We’re hard at work putting together our next concert (May 6!), which features the incredible music of the Couperin family. One of the fascinating things about this period in France is the unmeasured prelude – improvisatory free pieces with no rhythm! Louis Couperin is sometimes actually credited with inventing this kind of piece, though actually there are several examples written for the lute that predate him, and probably other keyboard players were used to the idea of improvising similar preludes. He definitely was the first to write down versions for harpsichord that we know about though!
As an example, here’s the beginning of a d-minor prelude by Louis Couperin that I’ll be playing in the concert:
Even if you don’t read much music, you can see that all the notes look the same – no rhythm at all!

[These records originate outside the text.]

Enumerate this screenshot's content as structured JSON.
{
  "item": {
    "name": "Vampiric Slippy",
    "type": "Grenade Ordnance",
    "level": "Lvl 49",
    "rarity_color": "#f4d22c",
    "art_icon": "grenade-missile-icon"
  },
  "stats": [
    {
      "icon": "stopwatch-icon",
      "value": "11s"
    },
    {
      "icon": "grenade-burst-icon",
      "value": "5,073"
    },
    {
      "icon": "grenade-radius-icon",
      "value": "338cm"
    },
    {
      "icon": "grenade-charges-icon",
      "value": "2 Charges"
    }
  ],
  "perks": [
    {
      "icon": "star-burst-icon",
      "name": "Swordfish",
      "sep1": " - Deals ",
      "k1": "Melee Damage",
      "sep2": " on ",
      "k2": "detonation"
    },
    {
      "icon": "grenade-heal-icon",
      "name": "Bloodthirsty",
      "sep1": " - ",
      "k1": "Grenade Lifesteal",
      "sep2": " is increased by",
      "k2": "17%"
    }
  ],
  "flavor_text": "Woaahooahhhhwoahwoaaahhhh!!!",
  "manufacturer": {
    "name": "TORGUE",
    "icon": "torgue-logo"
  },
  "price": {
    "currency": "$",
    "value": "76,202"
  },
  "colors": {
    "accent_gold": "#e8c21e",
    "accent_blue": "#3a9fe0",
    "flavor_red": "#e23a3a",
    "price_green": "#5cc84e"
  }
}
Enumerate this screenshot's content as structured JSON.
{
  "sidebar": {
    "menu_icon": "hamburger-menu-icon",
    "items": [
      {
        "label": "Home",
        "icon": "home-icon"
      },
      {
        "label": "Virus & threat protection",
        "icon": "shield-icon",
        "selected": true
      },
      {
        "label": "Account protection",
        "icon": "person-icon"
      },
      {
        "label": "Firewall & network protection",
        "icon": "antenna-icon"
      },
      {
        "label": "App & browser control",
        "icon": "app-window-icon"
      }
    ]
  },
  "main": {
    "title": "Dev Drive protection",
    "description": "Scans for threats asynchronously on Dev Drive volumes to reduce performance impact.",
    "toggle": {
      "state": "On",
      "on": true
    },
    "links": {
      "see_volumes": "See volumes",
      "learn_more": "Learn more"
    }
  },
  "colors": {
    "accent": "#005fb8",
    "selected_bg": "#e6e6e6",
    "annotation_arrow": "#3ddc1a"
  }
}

So how do you actually play something like this? It would be awfully dull (and incoherent!) to just go through playing each written whole note equally! Instead, we have to group the notes together into chords, scales, and make music out of them! The long slurs give some hints, showing which notes should be held together, and when they can be released, but there is still a lot that’s left to the personal taste of the performer. You can hear the same piece 20 times, and hear 20 completely different performances – sometimes it’s hard to even recognize that it’s the same piece!
Here’s a quick recording I’ve made of the two lines above so you can hear what it turns into:

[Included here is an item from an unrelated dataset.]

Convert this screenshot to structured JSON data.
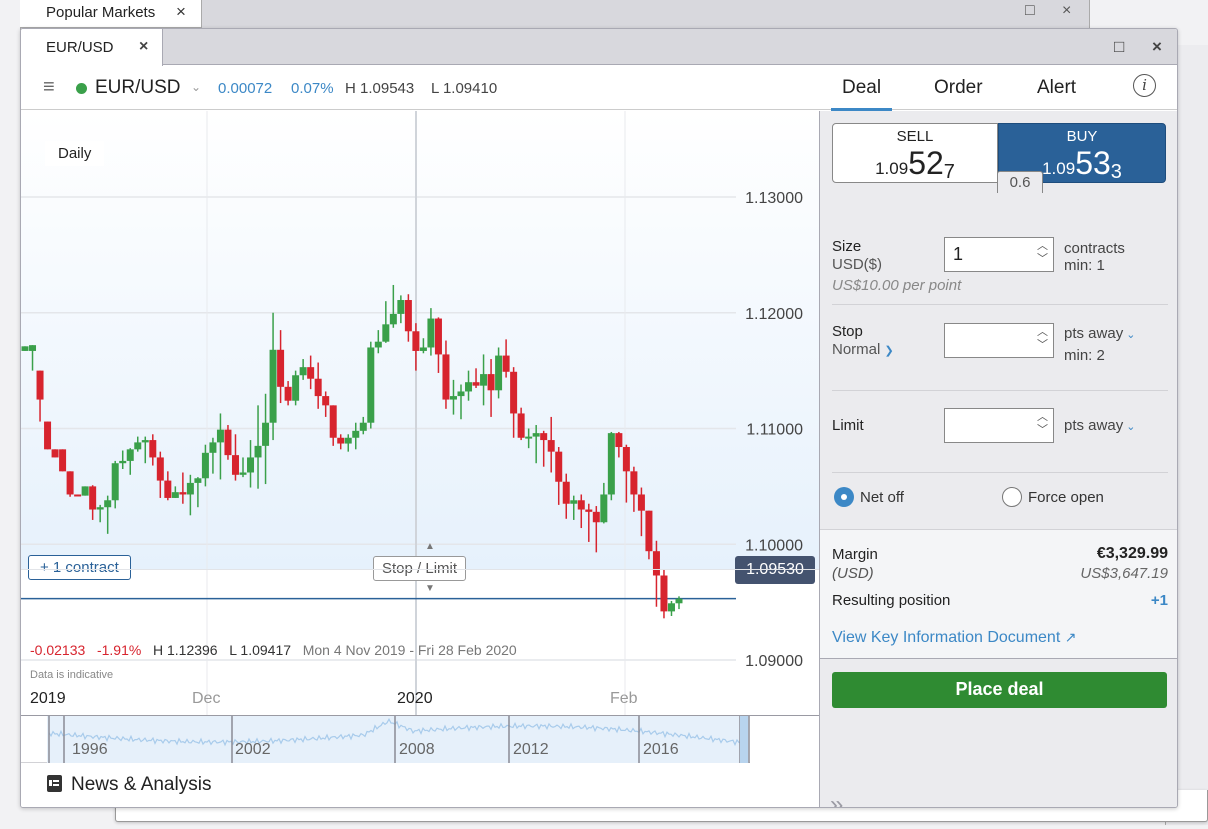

François Couperin wrote a set of preludes as well, which he included in his Art de toucher le clavecin. In this immensely important pedagogical work, he actually wrote out the ‘unmeasured’ preludes with fully-notated rhythms! But he stresses that this is just to help out beginners, and that the rhythms are not to be followed exactly. Just like speech, he says, music has its poetry and prose, and good harpsichordists should be able to express themselves in both!
The European quail is not the same as the Bobwhite quail of North America. They really go “bik bik bik” like in this engraving from Athanasius Kircher’s “Musurgia Universalis,” printed in Rome in 1650. The quail is the little bird in the middle of the bottom row.
In preparation for the upcoming concert, For the Birds, we’ve been researching actual bird songs. Nightingales have a remarkably varied repertoire of pitches, rhythms and articulations. Here is what a real one sounds like.